standard defined data field ( 1 Meg message)


• Transport: Segments (typically 1k bytes)


Network: Packets (typically < 100 bytes)





Error detection


• Detects corrupted data (e.g., using a CRC)


• Embedded networks can have
very
high bit error rates

Header

Data

Error Detection

Distributed Node Hardware Support


Hardware Support For Message Passing


Decouple Network From Transport/Application Program


Typical: DMA Channels, Built in Error Checking (CRC)


Example Shows Event Driven Interface

Invocation Mechanism

CCM Exchange

Physical Layer


Transmission Issues of Physical Channel


Channel Characteristics


Logic Levels of voltage


Transmission speeds


Width of logic “1/0”


Bit Encodings


Non
-
recurring
-
zero (NRZ)


No timing info contained within message


Timing is initiated with start bit, but that’s it !


Synchronous


Introduces intentional line changes within message bits to synch on


Basic Bit Encoding
-

NRZ


Asynchronous


No Synchronization within data stream

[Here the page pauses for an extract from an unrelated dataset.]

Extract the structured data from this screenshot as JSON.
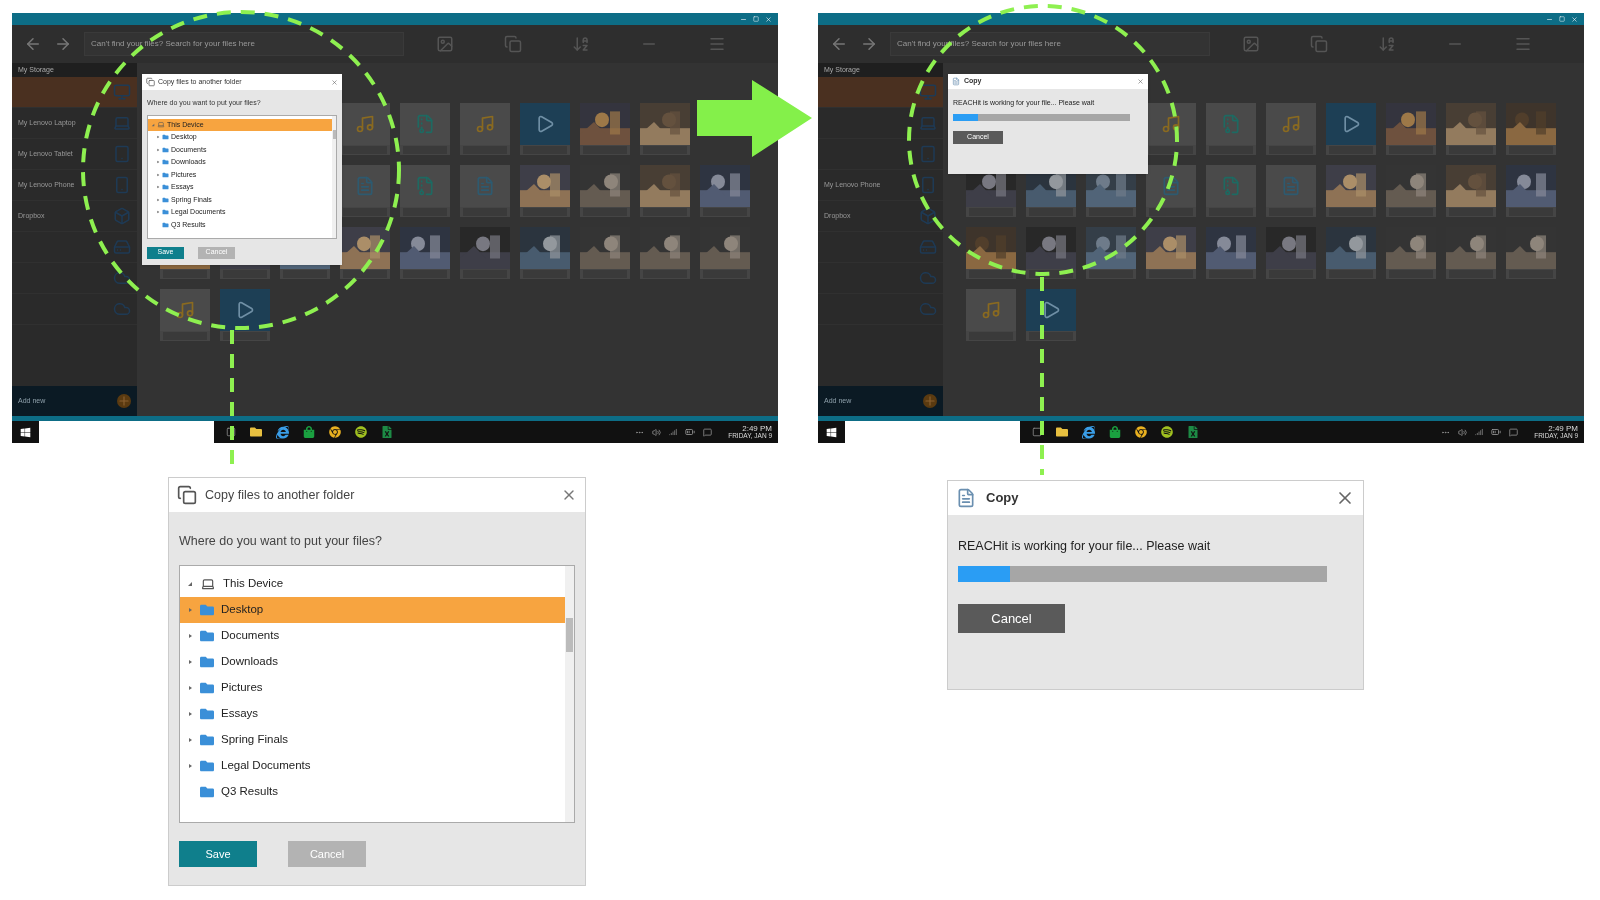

Timing at start of transmission


Separate send/receive clocks must be close in frequency


Number bits in message limited by drift (approx. 10)

F Mhz

F Mhz

start

Synchronous Encoding

Manchester Code


Manchester Encoding


• Data encoded by transition from high
-
to
-
low or low
-
to
-
high


• “Self
-
clocking” scheme

0

0

1

1

General Considerations


Flexibility Generally Traded Off With Temporal Accuracy


Additional support (retries/flow control) require more processing


Jitter introduced with “variable” functionality


Hierarchical Protocols Introduce Composability


Good Expansion, Better Abstractions


More Complexity